This is RC3’s third year in Philadelphia, presumably making him a restricted free agent at the end of this season (any player with 3 or less years of experience are restricted, except rookie scale). However, Covington is a fourth year player and would be an unrestricted free agent this summer (as well as next summer if the Sixers play out the final year of his contract). This is the case because he played seven games for the Rockets in 2013-14, which is considered a full season of experience.
So Covington is unrestricted regardless, but the Sixers will be better off declining RoCo’s team option (option date of 6/24), making him a free agent, before resigning him to a new contract.
It’s hard to judge Covington’s worth in the open market but there are some comparable contracts around the league, signed in different offseasons, and under different salary caps:
- Kent Bazemore: 4 years, $70 million
- Marvin Williams: 4 years, $54 million
- Wesley Matthews: 4 years, $70 million
- Wilson Chandler: 4 years, 46 million
- Khris Middleton: 5 years, $70 million
- Evan Fournier: 5 years, $85 million
- DeMarre Carroll: 4 years, $60 million
- Alec Burks: 4 years, $42 million
Average contract: 4.25 years, $62.125 million ($14.6 million annual value)
There aren’t many players in the NBA that have the unique skillset that Covington brings to the table. He’s first in the league in player deflections per game, he’s a career 36% three-point shooter (39% in 2017), he’s the team leader in rebounding (minus Joel Embiid), and he’s is one of the most versatile defenders in the league, often guarding the opponent’s best perimeter player.
Based on scarcity of position, the available cap space around the league this summer, and his overall skillset, Covington is probably worth somewhere between $12 million to $18 million on the open market.
The Sixers will have a ton of cap space this offseason, and once Bryan Colangelo saw that Nerlens Noel wasn’t worth the investment this summer, he created all the flexibility needed to resign Covington a year before Joel Embiid’s future extension would kick in.
One might argue that the Sixers should hold off on a potential Covington extension until 2018, when he has a minuscule cap hold ($1.5 million) as opposed to a new salary on the books, which is a difference of at least $10 million in cap space. For me, I’d rather spend the money on Covington this offseason rather than overspending on an outside free agent who may not work out (Jerryd Bayless?).

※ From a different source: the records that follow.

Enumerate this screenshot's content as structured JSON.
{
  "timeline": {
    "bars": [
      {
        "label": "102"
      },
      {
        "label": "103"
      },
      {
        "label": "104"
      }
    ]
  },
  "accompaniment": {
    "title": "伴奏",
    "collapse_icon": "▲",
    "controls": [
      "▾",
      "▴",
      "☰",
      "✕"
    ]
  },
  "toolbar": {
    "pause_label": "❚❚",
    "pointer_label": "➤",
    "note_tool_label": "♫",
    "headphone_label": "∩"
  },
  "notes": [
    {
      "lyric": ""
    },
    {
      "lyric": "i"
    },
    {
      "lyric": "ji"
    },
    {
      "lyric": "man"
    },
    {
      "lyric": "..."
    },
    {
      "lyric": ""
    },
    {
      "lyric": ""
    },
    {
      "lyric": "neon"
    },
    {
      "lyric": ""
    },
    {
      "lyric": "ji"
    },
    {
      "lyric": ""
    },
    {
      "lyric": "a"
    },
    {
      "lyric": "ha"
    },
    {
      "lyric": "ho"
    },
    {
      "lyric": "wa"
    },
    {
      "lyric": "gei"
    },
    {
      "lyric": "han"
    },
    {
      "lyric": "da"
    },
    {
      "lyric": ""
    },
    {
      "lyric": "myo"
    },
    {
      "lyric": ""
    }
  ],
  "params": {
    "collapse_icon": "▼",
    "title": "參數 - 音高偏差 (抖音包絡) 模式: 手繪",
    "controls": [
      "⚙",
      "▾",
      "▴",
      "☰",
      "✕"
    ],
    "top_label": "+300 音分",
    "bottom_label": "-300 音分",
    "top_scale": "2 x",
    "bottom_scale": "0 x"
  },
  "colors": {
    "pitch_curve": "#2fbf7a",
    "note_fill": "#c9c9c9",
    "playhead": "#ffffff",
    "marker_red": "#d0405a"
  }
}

Covington is the franchise’s original diamond-in-the-rough prospect. He is the epitome of The Process: using the final spots on the roster to find potential keepers. His game has developed so much in just three years under Brett Brown to where he has grown from a launcher off the bench to possibly the team’s long-term answer at small forward.
With so much cap space available, the Sixers should look to grow from within by resigning one of its core pieces before seeking outside help. This is the team that took a chance on him, developed his game, and made him one of the best perimeter defenders in the league. Even though he will be unrestricted, I highly doubt that Covington would sign elsewhere, knowing this was the team that took a chance on him and developing him into the player he is today. If that’s not enough, check out his Instagram post from a couple of weeks ago:
The team has done well to create so much cap flexibility for the future under both Sam Hinkie and Bryan Colangelo, but they need to spend wisely this offseason knowing the Joel Embiid extension is just on the horizon. By resigning Covington this offseason, the team gets closer to the (rising) salary floor by rewarding a player they developed in-house. Resigning Robert Covington, one of the team’s core pieces, this offseason would be a very smart decision for the Sixers organization.
Photo via Baca Aku (Flickr)